The term ‘gig economy’ is used to describe an environment comprised of temporary and irregular work arrangements and the decision in Pimlico Plumbers Limited and Another v Smith  is the most recent legal ruling on employment status in the gig economy. In this case, the Court of Appeal upheld that an individual was a worker and not self-employed.
The Claimant claimed that following a heart attack in January 2011, he was unfairly or wrongly dismissed by Pimlico Plumbers on 3 May 2011.
The Claimant issued a claim on 1 August 2011 alleging unfair dismissal, wrongful dismissal, entitlement to sick pay, holiday pay and arrears of pay. He also claimed direct disability discrimination and failure to make reasonable adjustments.
A pre-hearing was listed to address the employment status of the Claimant and decide on:
- whether the Claimant was an employee;
- whether the Claimant was a worker;
- whether the Claimant’s working circumstances met the definition of “employment” in section 83(2)(a) of the Equality Act 2010; or
- whether the Claimant was genuinely self-employed in business on his own account.
During the course of the Court proceedings, the Claimant acknowledged that he had filed tax returns on the basis that he was self-employed, was VAT registered and issued monthly invoices to Pimlico Plumbers for VAT purposes.
It was held that the Claimant was engaged to personally provide work for Pimlico Plumbers and no evidence was found to suggest an unfettered right to provide the services he was engaged to do through a substitute if he was unable/unwilling to do them himself. Additionally, the Claimant was required to work a normal week of 40 hours under the Company’s Procedures and Working Practices which formed part of the Claimant’s original terms of agreement in 2005 and the assumption was that it still applied following a new agreement with Pimlico Plumbers in 2009.
On the other hand, in its ruling, the Court of Appeal upheld the decision of an earlier employment tribunal that the Claimant was a worker for the purposes of the Employment Rights Act 1996, Working Time Regulations 1998 and an employee within the definition of the Equality Act 2010. In other words, it was held that Pimlico Plumbers had engaged the Claimant under a contract of personal service and as such, the Claimant had ‘worker’ status entitling him to certain rights, including, protection against unlawful deductions from wages, protection against unlawful discrimination, statutory sick pay and the statutory minimum level of paid holiday.

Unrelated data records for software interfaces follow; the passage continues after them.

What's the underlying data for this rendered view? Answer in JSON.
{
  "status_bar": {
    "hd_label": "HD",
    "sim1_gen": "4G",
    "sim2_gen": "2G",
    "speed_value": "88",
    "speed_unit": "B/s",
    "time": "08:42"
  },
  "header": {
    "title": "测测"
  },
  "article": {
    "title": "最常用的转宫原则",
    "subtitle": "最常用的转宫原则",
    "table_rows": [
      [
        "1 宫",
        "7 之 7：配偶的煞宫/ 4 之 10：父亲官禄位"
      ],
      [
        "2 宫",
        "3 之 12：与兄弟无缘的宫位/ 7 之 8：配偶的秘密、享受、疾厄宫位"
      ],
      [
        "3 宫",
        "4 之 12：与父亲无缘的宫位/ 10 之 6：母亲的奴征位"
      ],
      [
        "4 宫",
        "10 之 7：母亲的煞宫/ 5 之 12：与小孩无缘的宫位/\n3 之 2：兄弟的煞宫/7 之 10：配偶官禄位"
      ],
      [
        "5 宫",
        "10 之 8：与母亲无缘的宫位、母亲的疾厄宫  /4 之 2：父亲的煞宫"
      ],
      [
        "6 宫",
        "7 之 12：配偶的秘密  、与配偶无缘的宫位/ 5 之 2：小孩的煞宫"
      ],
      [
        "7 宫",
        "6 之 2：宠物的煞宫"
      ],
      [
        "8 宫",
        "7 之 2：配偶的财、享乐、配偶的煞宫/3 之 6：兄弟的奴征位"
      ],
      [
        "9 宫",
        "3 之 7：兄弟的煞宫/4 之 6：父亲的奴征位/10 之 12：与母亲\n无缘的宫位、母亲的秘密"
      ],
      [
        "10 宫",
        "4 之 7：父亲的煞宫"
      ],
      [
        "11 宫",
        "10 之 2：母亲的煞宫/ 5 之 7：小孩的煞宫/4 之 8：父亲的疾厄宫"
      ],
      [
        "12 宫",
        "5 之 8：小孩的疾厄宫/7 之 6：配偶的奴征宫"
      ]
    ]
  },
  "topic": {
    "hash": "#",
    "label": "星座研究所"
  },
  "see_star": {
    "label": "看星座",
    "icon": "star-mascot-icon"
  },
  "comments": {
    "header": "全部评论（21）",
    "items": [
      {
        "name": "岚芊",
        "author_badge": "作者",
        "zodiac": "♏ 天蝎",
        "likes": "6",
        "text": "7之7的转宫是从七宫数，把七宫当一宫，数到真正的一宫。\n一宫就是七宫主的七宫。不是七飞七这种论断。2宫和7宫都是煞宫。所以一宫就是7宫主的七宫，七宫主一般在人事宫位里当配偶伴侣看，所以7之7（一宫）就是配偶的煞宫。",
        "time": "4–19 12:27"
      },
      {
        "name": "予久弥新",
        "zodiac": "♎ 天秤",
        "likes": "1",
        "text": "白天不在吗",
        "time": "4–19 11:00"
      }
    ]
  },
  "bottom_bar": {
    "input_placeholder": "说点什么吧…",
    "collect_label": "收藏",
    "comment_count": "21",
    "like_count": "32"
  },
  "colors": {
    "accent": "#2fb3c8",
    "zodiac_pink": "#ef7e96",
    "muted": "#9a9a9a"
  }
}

The Master of the Rolls commented that the relevant factors in determining whether an individual is genuinely self-employed could include a right to substitute their labour at will and the extent to which the individual is integrated into the business of the alleged employer.
Together with the recent employment tribunal decisions in the Uber and Citysprint cases (as reported in earlier newsletters), this case is another significant decision in worker status. It is clear that giving a qualified right of substitution to an individual contractor may no longer be enough. Therefore, companies must think carefully when drafting agreements with contractors. This ruling could offer greater protection for many of those who are considered as self-employed, but who are in fact workers, if one is to closely examine the working relationship in practice.
It is advisable that businesses, who are dependent on independent contractors as an essential part of their services, carefully review the status of these relationships.